Springer Journals
Copyright
Copyright © The Author(s), under exclusive licence to Springer Nature B.V. 2021
ISSN
1356-4765
eISSN
1572-8692
DOI
10.1007/s11158-021-09539-8
Publisher site
See Article on Publisher Site

Abstract

In her recent book A Duty to Resist (2018), Candice Delmas contends that both beneficiaries and victims of injustices have a duty to resist unjust laws and to try to change them, and proposes several ways of grounding this duty. One of these proposed groundings appeals to considerations of fairness. Delmas holds that anyone who refuses to participate in resisting some injustice, including victims of that injustice, can be accused of free-riding and thus of unfair conduct that violates the duty of fair play, which means that they have a fairness-based duty to resist. In this paper, I critique this attempt to ascribe a duty to resist grounded in considerations of fairness specifically to victims of injustice. Against Delmas, I argue that victims of injustice do not have this fairness-based duty to resist because, unlike the beneficiaries of an injustice, they cannot be considered free-riders when they do not participate in resistance to the injustice. I then discuss additional problematic implications of Delmas’s view, focusing on the issue of victim-blaming, and show how these problems can be avoided. In this way, I hope to contribute to the urgent project of determining who has a duty to resist injustice.

Journal

Res PublicaSpringer Journals

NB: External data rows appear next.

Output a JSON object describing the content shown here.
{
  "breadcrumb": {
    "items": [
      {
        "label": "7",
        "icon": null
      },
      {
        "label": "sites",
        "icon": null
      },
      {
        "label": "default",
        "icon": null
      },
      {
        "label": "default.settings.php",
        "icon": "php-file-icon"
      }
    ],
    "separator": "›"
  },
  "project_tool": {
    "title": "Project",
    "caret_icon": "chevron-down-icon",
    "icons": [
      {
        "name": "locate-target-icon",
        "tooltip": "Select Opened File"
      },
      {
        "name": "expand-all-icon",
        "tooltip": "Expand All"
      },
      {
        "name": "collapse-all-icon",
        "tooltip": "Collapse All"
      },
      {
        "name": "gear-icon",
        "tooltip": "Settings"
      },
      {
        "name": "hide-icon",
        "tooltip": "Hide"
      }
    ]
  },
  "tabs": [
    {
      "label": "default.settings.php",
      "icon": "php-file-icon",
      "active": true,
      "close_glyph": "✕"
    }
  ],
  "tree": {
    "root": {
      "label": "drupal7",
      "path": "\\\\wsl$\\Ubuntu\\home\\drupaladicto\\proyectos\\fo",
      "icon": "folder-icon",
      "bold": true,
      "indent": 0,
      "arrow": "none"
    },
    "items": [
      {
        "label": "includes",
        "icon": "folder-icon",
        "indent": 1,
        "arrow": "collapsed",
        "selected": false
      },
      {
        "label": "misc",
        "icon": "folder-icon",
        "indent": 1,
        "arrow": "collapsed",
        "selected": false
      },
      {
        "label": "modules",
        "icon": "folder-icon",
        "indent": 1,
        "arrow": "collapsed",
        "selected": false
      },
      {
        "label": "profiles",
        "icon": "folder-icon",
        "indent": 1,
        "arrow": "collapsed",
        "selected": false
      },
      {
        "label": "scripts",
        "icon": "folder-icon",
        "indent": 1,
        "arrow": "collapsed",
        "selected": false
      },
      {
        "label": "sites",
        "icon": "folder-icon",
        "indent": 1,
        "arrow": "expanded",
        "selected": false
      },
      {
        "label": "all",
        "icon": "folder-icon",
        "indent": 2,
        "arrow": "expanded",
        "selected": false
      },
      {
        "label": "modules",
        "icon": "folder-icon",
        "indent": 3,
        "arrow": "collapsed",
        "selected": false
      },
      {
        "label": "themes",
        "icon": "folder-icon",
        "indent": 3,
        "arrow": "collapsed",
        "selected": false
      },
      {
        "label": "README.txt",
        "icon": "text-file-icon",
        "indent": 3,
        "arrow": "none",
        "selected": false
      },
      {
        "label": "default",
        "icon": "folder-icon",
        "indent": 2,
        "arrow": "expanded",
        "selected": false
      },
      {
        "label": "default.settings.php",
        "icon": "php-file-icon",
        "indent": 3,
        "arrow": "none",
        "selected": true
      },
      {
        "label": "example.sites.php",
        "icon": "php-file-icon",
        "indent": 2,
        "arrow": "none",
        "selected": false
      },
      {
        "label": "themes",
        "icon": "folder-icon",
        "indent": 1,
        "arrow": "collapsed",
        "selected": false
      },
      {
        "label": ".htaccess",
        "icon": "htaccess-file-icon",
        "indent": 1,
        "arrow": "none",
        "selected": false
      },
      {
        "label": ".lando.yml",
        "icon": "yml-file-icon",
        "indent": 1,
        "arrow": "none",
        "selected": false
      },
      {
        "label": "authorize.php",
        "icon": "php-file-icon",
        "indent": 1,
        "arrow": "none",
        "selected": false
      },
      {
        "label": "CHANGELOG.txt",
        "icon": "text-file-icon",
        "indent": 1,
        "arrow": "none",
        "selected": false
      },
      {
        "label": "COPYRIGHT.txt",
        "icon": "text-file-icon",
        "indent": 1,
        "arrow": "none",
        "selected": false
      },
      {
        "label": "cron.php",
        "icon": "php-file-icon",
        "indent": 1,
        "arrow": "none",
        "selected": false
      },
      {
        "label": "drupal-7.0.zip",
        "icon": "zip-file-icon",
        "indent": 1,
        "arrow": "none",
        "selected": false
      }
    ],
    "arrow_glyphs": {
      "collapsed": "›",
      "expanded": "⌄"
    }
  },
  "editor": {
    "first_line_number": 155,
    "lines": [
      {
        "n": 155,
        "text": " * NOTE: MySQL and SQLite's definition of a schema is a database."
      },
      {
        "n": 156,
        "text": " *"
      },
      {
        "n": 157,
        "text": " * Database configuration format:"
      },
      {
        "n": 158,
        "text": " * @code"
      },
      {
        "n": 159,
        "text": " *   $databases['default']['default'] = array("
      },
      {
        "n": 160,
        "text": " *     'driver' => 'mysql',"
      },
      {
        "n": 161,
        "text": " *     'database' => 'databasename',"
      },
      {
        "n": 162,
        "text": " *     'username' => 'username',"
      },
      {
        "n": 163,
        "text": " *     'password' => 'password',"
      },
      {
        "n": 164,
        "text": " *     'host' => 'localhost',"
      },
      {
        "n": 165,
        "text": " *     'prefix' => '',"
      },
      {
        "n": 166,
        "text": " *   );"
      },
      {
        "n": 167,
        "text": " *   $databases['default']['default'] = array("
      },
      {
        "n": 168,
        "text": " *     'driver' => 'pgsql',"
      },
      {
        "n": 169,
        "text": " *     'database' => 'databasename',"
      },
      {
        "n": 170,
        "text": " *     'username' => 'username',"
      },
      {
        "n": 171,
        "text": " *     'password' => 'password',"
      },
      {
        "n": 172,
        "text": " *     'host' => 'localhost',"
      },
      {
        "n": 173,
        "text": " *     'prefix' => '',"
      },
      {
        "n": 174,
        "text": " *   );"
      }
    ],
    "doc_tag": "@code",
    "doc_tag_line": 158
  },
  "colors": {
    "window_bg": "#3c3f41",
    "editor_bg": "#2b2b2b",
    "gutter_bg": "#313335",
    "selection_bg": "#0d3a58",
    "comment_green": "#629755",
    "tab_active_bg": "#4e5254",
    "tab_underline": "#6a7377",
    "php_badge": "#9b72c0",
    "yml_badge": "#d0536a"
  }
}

Published: Nov 25, 2021

Keywords: Civil disobedience; Injustice; Resistance; Political obligation; Fairness

References